-- Opening Marker --

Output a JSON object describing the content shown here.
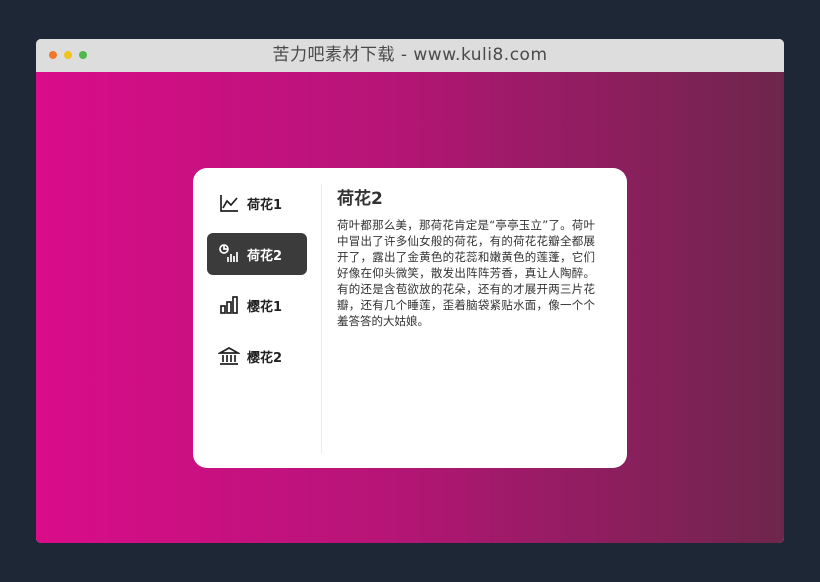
{
  "window": {
    "title": "苦力吧素材下载 - www.kuli8.com"
  },
  "colors": {
    "background": "#1d2735",
    "gradient_start": "#da0c8a",
    "gradient_end": "#6d264b",
    "active_tab": "#3b3b3b"
  },
  "tabs": [
    {
      "label": "荷花1",
      "icon": "area-chart-icon",
      "active": false
    },
    {
      "label": "荷花2",
      "icon": "pie-bar-chart-icon",
      "active": true
    },
    {
      "label": "樱花1",
      "icon": "bar-chart-icon",
      "active": false
    },
    {
      "label": "樱花2",
      "icon": "bank-icon",
      "active": false
    }
  ],
  "content": {
    "title": "荷花2",
    "text": "荷叶都那么美，那荷花肯定是“亭亭玉立”了。荷叶中冒出了许多仙女般的荷花，有的荷花花瓣全都展开了，露出了金黄色的花蕊和嫩黄色的莲蓬，它们好像在仰头微笑，散发出阵阵芳香，真让人陶醉。有的还是含苞欲放的花朵，还有的才展开两三片花瓣，还有几个睡莲，歪着脑袋紧贴水面，像一个个羞答答的大姑娘。"
  }
}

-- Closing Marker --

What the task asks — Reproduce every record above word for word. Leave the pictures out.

Output for this task —
Output a JSON object describing the content shown here.
{
  "window": {
    "title": "苦力吧素材下载 - www.kuli8.com"
  },
  "colors": {
    "background": "#1d2735",
    "gradient_start": "#da0c8a",
    "gradient_end": "#6d264b",
    "active_tab": "#3b3b3b"
  },
  "tabs": [
    {
      "label": "荷花1",
      "icon": "area-chart-icon",
      "active": false
    },
    {
      "label": "荷花2",
      "icon": "pie-bar-chart-icon",
      "active": true
    },
    {
      "label": "樱花1",
      "icon": "bar-chart-icon",
      "active": false
    },
    {
      "label": "樱花2",
      "icon": "bank-icon",
      "active": false
    }
  ],
  "content": {
    "title": "荷花2",
    "text": "荷叶都那么美，那荷花肯定是“亭亭玉立”了。荷叶中冒出了许多仙女般的荷花，有的荷花花瓣全都展开了，露出了金黄色的花蕊和嫩黄色的莲蓬，它们好像在仰头微笑，散发出阵阵芳香，真让人陶醉。有的还是含苞欲放的花朵，还有的才展开两三片花瓣，还有几个睡莲，歪着脑袋紧贴水面，像一个个羞答答的大姑娘。"
  }
}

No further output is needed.